● INPUT MATERIAL:

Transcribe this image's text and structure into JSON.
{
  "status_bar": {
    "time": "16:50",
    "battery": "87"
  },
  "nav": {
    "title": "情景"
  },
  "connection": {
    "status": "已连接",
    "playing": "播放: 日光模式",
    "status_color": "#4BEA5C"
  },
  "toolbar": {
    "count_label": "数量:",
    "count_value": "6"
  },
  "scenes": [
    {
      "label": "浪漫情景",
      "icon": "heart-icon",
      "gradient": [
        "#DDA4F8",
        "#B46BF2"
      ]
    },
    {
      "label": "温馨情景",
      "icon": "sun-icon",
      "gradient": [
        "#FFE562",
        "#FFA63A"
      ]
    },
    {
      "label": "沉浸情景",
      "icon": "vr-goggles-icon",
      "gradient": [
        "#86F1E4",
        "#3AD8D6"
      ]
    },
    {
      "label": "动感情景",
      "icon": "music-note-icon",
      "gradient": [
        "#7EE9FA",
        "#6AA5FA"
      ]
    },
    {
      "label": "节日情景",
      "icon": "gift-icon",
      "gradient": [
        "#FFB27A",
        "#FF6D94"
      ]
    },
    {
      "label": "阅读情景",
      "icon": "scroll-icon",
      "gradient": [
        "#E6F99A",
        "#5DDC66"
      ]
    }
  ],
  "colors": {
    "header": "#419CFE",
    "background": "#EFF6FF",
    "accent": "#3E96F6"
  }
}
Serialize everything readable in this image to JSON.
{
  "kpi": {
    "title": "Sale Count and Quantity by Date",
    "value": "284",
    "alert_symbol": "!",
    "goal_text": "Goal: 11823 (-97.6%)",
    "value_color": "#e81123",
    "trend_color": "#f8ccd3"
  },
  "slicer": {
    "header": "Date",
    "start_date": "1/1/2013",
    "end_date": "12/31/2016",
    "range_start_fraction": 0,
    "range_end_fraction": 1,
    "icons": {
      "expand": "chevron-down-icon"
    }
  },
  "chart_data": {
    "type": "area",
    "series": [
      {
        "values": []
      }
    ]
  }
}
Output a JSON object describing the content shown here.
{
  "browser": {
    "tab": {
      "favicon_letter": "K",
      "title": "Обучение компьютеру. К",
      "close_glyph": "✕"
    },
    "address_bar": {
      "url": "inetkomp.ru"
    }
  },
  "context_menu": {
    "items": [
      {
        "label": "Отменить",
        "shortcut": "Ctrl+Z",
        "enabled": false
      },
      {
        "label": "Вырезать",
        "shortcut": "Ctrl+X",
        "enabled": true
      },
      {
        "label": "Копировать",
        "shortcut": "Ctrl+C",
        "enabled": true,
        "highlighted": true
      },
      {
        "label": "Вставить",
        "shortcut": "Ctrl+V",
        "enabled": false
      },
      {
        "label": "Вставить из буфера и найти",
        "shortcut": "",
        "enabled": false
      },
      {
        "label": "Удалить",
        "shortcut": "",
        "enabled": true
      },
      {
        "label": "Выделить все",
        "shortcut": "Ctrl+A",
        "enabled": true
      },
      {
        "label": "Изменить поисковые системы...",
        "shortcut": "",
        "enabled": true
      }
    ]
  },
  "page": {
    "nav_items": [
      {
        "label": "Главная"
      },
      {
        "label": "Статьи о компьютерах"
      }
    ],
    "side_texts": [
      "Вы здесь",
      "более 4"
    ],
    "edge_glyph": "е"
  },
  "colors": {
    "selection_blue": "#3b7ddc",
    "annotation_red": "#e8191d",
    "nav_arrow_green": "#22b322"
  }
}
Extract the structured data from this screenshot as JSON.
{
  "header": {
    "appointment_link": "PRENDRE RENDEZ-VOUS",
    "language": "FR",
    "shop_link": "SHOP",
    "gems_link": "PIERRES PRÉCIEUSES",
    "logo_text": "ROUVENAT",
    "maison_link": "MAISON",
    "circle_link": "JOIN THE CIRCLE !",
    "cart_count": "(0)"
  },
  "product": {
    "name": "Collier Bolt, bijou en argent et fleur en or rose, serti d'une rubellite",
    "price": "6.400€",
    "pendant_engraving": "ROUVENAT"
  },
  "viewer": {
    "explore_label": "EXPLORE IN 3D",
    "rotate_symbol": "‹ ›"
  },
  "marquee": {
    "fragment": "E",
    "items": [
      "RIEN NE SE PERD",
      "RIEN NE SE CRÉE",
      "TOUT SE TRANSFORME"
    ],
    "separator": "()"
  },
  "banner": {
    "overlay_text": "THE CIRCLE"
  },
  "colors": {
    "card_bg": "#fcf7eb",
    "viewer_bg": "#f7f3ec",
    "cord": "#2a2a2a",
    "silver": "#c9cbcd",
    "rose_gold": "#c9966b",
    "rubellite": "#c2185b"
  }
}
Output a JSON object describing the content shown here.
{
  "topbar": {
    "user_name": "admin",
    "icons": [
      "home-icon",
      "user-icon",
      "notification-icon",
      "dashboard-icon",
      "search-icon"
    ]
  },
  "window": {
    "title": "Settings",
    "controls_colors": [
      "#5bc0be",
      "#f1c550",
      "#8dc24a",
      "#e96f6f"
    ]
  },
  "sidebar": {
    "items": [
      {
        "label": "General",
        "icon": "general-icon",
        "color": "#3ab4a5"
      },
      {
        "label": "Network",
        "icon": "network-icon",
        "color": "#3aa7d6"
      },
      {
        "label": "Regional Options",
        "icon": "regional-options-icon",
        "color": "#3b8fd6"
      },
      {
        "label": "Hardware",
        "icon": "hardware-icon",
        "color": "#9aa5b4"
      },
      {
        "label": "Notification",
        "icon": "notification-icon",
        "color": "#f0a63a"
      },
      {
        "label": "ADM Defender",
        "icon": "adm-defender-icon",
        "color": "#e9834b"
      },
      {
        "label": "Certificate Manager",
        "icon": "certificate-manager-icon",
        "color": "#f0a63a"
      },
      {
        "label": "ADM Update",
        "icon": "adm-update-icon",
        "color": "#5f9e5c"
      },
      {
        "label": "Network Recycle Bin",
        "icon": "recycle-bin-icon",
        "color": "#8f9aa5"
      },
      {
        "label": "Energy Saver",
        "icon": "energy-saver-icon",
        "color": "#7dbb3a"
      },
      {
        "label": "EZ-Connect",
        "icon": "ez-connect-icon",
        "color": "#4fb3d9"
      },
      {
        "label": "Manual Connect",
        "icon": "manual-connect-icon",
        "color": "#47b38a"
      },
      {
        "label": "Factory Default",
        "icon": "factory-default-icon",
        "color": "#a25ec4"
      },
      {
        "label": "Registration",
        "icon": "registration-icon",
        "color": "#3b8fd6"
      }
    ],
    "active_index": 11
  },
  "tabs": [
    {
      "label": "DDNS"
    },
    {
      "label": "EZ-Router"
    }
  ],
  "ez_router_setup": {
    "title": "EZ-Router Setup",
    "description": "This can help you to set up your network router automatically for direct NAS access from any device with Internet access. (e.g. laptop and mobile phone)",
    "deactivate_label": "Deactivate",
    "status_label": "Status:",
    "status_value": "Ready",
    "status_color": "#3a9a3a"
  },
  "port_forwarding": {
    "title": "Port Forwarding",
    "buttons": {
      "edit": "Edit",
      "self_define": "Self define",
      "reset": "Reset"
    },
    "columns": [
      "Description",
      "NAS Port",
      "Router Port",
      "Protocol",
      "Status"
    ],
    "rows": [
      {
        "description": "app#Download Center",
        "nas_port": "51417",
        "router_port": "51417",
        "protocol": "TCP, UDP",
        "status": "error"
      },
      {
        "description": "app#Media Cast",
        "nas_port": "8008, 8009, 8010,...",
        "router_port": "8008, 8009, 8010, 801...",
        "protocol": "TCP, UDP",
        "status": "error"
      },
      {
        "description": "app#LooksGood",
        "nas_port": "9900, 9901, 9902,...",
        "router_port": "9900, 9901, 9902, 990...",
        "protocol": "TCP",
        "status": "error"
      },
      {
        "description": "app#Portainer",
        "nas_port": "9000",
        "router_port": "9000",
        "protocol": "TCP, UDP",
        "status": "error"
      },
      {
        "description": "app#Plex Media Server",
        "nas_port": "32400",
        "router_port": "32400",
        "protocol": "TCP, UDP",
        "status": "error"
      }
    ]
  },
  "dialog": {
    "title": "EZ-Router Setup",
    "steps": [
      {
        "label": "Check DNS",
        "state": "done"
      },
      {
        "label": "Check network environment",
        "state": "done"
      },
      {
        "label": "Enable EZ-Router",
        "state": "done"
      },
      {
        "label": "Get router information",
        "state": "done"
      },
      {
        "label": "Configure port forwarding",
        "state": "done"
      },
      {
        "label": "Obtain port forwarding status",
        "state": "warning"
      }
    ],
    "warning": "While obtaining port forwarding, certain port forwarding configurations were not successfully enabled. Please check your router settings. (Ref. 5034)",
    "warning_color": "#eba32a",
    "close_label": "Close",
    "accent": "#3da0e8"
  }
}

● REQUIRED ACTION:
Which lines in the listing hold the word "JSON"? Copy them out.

● RESULT OF THIS EXERCISE:
Transcribe this image's text and structure into JSON.
Serialize everything readable in this image to JSON.
Output a JSON object describing the content shown here.
Extract the structured data from this screenshot as JSON.
Output a JSON object describing the content shown here.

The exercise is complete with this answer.